### Supplied entries:

● ● ● ●

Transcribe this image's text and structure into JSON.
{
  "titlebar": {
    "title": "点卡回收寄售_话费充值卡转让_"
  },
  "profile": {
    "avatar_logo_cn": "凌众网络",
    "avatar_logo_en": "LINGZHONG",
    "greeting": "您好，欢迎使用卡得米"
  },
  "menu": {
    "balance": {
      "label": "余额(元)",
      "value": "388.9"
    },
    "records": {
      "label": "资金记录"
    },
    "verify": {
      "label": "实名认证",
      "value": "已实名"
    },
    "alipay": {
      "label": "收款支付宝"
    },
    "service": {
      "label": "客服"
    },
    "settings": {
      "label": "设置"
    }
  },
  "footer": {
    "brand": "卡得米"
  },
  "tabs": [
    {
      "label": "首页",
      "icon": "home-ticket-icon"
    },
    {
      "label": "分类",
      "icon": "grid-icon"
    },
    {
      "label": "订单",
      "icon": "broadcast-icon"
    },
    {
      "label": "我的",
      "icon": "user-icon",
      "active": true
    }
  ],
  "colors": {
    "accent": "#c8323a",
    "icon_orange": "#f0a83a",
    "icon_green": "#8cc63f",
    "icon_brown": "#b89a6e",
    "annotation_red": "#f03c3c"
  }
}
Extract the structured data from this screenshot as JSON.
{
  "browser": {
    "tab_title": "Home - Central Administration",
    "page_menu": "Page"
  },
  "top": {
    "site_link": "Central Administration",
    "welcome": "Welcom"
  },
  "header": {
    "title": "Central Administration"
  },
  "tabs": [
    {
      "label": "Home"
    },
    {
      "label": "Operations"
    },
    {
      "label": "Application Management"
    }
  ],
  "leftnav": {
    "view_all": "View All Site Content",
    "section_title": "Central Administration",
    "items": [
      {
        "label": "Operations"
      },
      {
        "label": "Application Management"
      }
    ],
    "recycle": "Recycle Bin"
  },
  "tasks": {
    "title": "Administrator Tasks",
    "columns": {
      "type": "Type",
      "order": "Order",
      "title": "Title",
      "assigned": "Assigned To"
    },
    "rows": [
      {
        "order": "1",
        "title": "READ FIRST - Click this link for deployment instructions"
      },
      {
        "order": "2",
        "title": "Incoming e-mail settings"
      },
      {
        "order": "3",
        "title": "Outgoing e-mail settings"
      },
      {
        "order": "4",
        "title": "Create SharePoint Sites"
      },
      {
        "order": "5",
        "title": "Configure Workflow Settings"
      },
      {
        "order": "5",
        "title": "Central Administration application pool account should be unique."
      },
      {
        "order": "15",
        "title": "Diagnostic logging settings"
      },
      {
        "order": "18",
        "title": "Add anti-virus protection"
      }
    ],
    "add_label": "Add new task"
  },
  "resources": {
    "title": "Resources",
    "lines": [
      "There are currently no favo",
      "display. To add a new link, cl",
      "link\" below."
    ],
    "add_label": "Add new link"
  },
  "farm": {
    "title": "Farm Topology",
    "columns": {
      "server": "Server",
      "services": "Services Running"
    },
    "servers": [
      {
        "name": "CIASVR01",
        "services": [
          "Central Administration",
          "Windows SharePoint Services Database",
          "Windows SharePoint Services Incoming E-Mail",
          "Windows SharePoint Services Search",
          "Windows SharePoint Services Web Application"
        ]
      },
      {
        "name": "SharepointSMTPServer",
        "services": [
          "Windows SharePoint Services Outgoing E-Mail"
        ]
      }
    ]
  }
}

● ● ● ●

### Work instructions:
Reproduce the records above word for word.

### Task solution:
Transcribe this image's text and structure into JSON.
{
  "titlebar": {
    "title": "点卡回收寄售_话费充值卡转让_"
  },
  "profile": {
    "avatar_logo_cn": "凌众网络",
    "avatar_logo_en": "LINGZHONG",
    "greeting": "您好，欢迎使用卡得米"
  },
  "menu": {
    "balance": {
      "label": "余额(元)",
      "value": "388.9"
    },
    "records": {
      "label": "资金记录"
    },
    "verify": {
      "label": "实名认证",
      "value": "已实名"
    },
    "alipay": {
      "label": "收款支付宝"
    },
    "service": {
      "label": "客服"
    },
    "settings": {
      "label": "设置"
    }
  },
  "footer": {
    "brand": "卡得米"
  },
  "tabs": [
    {
      "label": "首页",
      "icon": "home-ticket-icon"
    },
    {
      "label": "分类",
      "icon": "grid-icon"
    },
    {
      "label": "订单",
      "icon": "broadcast-icon"
    },
    {
      "label": "我的",
      "icon": "user-icon",
      "active": true
    }
  ],
  "colors": {
    "accent": "#c8323a",
    "icon_orange": "#f0a83a",
    "icon_green": "#8cc63f",
    "icon_brown": "#b89a6e",
    "annotation_red": "#f03c3c"
  }
}
Extract the structured data from this screenshot as JSON.
{
  "browser": {
    "tab_title": "Home - Central Administration",
    "page_menu": "Page"
  },
  "top": {
    "site_link": "Central Administration",
    "welcome": "Welcom"
  },
  "header": {
    "title": "Central Administration"
  },
  "tabs": [
    {
      "label": "Home"
    },
    {
      "label": "Operations"
    },
    {
      "label": "Application Management"
    }
  ],
  "leftnav": {
    "view_all": "View All Site Content",
    "section_title": "Central Administration",
    "items": [
      {
        "label": "Operations"
      },
      {
        "label": "Application Management"
      }
    ],
    "recycle": "Recycle Bin"
  },
  "tasks": {
    "title": "Administrator Tasks",
    "columns": {
      "type": "Type",
      "order": "Order",
      "title": "Title",
      "assigned": "Assigned To"
    },
    "rows": [
      {
        "order": "1",
        "title": "READ FIRST - Click this link for deployment instructions"
      },
      {
        "order": "2",
        "title": "Incoming e-mail settings"
      },
      {
        "order": "3",
        "title": "Outgoing e-mail settings"
      },
      {
        "order": "4",
        "title": "Create SharePoint Sites"
      },
      {
        "order": "5",
        "title": "Configure Workflow Settings"
      },
      {
        "order": "5",
        "title": "Central Administration application pool account should be unique."
      },
      {
        "order": "15",
        "title": "Diagnostic logging settings"
      },
      {
        "order": "18",
        "title": "Add anti-virus protection"
      }
    ],
    "add_label": "Add new task"
  },
  "resources": {
    "title": "Resources",
    "lines": [
      "There are currently no favo",
      "display. To add a new link, cl",
      "link\" below."
    ],
    "add_label": "Add new link"
  },
  "farm": {
    "title": "Farm Topology",
    "columns": {
      "server": "Server",
      "services": "Services Running"
    },
    "servers": [
      {
        "name": "CIASVR01",
        "services": [
          "Central Administration",
          "Windows SharePoint Services Database",
          "Windows SharePoint Services Incoming E-Mail",
          "Windows SharePoint Services Search",
          "Windows SharePoint Services Web Application"
        ]
      },
      {
        "name": "SharepointSMTPServer",
        "services": [
          "Windows SharePoint Services Outgoing E-Mail"
        ]
      }
    ]
  }
}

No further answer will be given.